Cross River Gorilla

Revised Action Plan for the Cross River Gorilla Published

In spite of the continued threats of poaching and habitat destruction, future prospects for the world’s rarest gorilla have improved but are still dependent on continued local and international partnerships, according to a new action plan published by the IUCN SSC Primate Specialist Group and the Wildlife Conservation Society, and produced in partnership with the US Fish & Wildlife Service, North Carolina Zoo and others. 

The Revised Regional Action Plan for the Conservation of the Cross River Gorilla: 2014-2019 cites a number of conservation achievements over the past several years, including the expansion of protected areas for the threatened great apes as well as an improved understanding of available gorilla range (more than twice the area previously determined). The report also recommends measures designed to help Cross River gorillas increase their numbers within and beyond core sites, and emphasizes the importance of local and international support for the success of conservation efforts.

Classified as Critically Endangered on the IUCN Red List of Threatened Species, the Cross River gorilla numbers fewer than 300 individuals throughout its range, which is limited to a mountainous border region between Nigeria and Cameroon. The Cross River gorilla is the rarest of the four subspecies of gorilla.

The first action plan for Cross River gorillas—published in 2007—initiated the first coordinated conservation strategy using the Cross River gorilla as a “flagship” species as a means of protecting a region considered by many to be one of Africa’s biodiversity “hotspots.”  Implementation of the action plan achieved many of its objectives, including the establishment of two new protected areas in Cameroon—Kagwene Gorilla Sanctuary and Takamanda National Park. The plan has also achieved significant gains through: increased community involvement in gorilla conservation in both Cameroon and Nigeria; improvements in wildlife laws and enforcement, particularly in the border region; more public awareness; and greater support from international agencies such as the Convention on Migratory Species and the Great Ape Survival Partnership.

Revision of the plan was initiated in 2012, when 42 experts from seven countries (including government wildlife authorities) met in Limbe, Cameroon to identify the challenges that remain. Specifically, the small size of the entire Cross River gorilla population puts the long-term survival of the subspecies at risk from poaching or a disease outbreak. The potential expansion of human settlements into Nigeria’s Cross River National Park and Cameroon’s Takamanda National Park is another threat, as is potential forest loss due to agricultural development between core sites.

The revised plan calls for: enhanced protection of the gorillas and enforcement of wildlife laws; continued research into the distribution and biology of Cross River gorillas; further implementation of community-based conservation models; new measures to protect vital corridors between gorilla sites; support for improved management of conservation areas; health monitoring and disease prevention; development of ecotourism; support for transboundary conservation; and expanding public awareness of conservation.
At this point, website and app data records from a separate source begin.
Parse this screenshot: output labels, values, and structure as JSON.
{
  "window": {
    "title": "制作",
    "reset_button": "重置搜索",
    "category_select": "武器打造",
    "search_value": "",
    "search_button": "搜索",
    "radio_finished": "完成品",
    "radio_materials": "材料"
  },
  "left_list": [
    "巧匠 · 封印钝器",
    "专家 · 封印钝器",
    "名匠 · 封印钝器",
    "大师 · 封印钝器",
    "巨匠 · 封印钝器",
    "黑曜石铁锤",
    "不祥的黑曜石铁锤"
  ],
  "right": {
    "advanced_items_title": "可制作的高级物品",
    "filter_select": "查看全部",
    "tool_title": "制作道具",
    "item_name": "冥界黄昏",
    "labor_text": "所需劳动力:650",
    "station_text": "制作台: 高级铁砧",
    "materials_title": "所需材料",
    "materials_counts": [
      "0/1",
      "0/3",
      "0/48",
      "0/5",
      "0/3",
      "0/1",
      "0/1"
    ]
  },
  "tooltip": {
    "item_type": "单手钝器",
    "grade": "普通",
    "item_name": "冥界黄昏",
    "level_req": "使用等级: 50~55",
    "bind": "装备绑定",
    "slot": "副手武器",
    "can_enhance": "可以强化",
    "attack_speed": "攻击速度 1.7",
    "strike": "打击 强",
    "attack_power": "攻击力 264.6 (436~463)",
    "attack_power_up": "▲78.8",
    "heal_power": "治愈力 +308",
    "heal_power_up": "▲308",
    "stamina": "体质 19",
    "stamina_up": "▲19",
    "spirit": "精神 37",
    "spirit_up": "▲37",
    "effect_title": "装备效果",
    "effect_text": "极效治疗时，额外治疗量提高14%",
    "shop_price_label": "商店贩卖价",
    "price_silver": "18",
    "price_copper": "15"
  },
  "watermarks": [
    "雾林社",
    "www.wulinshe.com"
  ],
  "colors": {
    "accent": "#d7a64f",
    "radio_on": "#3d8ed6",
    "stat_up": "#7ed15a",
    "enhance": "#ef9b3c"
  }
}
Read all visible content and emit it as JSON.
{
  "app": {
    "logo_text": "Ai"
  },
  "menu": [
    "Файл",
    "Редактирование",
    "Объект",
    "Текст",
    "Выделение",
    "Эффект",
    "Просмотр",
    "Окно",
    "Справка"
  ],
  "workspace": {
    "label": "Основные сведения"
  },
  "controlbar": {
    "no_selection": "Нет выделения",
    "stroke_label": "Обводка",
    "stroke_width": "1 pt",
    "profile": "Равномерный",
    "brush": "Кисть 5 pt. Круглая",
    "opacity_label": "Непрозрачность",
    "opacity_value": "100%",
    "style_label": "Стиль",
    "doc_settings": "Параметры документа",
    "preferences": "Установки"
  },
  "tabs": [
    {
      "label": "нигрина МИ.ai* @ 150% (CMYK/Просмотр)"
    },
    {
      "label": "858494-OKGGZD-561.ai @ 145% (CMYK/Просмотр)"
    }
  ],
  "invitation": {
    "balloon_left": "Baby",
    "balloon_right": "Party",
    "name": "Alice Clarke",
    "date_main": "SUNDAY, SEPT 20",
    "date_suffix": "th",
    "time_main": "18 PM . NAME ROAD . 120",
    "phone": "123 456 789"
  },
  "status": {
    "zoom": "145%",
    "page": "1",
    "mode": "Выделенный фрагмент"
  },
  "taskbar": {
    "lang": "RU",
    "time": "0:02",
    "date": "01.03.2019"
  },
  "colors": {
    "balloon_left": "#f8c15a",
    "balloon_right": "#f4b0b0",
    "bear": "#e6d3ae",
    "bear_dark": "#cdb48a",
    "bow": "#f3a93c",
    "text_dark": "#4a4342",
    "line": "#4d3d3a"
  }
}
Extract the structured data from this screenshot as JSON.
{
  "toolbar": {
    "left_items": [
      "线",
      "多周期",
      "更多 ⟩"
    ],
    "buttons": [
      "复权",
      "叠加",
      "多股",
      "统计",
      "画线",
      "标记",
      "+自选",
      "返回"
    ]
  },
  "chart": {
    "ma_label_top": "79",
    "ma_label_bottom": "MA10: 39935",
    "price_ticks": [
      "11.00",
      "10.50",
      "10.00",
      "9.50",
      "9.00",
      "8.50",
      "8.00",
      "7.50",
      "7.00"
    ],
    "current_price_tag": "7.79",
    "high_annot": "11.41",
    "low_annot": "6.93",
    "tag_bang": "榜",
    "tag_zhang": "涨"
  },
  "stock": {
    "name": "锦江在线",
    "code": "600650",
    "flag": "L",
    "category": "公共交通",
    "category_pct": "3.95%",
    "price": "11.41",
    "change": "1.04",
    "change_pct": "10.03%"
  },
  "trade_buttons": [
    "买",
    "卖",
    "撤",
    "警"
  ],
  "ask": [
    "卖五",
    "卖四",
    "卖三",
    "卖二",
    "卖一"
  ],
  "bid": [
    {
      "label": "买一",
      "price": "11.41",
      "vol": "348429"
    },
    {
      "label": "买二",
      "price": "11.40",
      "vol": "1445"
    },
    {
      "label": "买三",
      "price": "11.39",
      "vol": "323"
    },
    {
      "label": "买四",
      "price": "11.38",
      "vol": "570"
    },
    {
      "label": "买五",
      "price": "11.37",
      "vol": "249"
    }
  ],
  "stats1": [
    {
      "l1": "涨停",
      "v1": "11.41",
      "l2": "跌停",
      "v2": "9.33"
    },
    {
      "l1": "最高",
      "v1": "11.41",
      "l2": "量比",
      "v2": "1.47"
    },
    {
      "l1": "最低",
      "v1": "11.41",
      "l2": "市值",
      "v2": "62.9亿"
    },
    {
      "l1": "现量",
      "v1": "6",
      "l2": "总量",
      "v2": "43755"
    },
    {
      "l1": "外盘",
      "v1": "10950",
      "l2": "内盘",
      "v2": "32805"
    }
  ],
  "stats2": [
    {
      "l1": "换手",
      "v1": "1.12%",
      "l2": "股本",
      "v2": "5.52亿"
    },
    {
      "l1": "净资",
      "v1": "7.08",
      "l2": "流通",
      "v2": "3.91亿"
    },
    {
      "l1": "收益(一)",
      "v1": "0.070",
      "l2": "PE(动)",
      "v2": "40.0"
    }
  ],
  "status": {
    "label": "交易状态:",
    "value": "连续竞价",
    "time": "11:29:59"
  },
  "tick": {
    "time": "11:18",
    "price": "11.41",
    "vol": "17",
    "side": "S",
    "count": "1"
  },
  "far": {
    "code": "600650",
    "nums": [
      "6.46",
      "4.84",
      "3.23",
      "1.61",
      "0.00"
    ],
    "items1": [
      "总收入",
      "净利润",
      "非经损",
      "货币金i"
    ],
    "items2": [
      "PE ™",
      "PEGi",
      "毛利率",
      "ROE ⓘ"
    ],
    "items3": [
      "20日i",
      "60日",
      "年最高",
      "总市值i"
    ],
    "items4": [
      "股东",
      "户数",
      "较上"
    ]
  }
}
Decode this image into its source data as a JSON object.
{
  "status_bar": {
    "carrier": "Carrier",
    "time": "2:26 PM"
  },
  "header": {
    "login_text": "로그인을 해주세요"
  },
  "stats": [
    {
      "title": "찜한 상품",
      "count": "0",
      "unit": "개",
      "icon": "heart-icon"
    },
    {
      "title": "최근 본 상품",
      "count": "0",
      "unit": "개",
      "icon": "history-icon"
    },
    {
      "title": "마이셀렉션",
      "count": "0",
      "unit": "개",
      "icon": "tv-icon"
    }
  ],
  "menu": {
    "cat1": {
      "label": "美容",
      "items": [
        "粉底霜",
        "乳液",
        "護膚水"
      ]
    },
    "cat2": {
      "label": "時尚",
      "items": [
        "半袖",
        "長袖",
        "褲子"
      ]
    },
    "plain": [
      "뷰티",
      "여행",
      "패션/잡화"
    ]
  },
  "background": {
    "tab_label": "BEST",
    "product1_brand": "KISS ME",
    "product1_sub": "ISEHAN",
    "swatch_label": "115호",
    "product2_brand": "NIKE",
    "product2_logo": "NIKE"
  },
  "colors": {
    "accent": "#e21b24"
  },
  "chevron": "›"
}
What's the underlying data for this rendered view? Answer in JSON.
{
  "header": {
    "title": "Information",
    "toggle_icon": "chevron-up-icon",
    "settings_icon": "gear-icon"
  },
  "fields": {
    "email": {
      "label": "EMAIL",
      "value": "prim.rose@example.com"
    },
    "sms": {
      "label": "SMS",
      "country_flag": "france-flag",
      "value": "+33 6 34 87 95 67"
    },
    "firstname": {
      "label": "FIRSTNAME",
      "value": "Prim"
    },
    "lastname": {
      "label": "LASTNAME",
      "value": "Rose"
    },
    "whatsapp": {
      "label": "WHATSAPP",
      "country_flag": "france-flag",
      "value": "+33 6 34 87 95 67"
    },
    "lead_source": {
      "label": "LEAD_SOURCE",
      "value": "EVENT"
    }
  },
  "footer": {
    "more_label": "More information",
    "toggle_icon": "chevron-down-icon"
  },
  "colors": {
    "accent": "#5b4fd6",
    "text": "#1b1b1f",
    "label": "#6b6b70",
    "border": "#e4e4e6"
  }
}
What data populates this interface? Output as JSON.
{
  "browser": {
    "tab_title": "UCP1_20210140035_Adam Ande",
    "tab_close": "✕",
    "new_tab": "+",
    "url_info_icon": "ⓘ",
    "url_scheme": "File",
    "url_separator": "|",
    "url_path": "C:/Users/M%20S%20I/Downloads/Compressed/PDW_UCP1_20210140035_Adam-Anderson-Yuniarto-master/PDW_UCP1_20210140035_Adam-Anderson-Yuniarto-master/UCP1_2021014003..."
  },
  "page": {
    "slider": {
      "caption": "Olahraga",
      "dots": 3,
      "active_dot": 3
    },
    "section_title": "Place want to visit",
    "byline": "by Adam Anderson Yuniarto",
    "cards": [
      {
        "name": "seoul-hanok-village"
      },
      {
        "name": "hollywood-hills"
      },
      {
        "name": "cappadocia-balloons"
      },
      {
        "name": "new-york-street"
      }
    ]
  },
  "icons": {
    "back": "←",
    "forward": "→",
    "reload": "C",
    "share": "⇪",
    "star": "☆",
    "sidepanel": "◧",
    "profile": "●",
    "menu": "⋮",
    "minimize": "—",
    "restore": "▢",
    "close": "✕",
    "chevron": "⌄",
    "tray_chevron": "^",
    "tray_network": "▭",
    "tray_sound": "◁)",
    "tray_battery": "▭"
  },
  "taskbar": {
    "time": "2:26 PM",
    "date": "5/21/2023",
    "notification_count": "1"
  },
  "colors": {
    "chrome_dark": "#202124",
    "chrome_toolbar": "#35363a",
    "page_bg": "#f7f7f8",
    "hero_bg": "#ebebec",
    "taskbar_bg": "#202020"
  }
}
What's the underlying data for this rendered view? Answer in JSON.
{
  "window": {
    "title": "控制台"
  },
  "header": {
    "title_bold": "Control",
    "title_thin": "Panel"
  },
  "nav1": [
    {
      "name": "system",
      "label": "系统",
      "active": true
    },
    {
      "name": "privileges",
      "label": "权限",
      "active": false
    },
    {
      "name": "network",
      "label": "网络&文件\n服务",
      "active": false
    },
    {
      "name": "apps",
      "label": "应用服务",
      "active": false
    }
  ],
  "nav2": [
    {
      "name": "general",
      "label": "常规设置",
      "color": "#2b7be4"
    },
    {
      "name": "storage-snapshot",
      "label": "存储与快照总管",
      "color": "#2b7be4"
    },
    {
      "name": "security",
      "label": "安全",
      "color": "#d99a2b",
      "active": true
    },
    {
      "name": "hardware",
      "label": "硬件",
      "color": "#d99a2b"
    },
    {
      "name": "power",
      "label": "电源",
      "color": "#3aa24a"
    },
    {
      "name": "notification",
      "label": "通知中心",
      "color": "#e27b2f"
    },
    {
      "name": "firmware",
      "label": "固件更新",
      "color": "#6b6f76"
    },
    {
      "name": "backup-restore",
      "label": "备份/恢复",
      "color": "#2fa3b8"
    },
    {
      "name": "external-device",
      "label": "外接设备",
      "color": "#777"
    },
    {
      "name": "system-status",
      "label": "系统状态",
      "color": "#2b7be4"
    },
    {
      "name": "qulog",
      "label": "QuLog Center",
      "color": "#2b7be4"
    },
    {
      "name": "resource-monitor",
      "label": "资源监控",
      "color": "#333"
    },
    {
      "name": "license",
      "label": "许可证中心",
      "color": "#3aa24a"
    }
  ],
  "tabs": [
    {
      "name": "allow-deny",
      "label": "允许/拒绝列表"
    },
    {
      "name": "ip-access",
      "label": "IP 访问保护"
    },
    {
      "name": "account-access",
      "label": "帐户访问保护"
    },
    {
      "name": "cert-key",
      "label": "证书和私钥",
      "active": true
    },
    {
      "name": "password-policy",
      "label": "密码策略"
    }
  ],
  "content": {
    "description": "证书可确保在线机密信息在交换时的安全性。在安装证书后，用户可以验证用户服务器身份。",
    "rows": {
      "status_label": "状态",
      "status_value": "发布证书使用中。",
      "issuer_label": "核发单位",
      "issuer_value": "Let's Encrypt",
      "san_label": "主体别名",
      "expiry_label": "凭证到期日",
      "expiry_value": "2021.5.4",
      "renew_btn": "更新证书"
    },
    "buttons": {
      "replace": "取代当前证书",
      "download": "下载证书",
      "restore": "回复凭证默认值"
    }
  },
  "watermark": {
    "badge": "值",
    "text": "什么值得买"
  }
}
This action planning process was completed with support from: U.S. Fish & Wildlife Service; North Carolina Zoo; Wildlife Conservation Society; IUCN/SSC Primate Specialist Group; Save Our Species; Arcus Foundation; KfW; UNEP Convention on Migratory Species; UNEP Great Apes Survival Partnership; and other partners.


Dunn, A., Bergl, R., Byler, D., Eben-Ebai, S., Etiendem, D.N., Fotso, R., Ikfuingei, R., Imong,  I., Jameson, C., Macfie, L., Morgan, B. Nchanji, A., Nicholas, A., Nkembi, L., Omeni, F., Oates, J., Pokempner, A., Sawyer, S. & Williamson, E.A. (2014). Revised Regional Action Plan for the Conservation of the Cross River Gorilla (Gorilla gorilla diehli) 2014–2019. IUCN/SSC Primate Specialist Group & Wildlife Conservation Society, New York.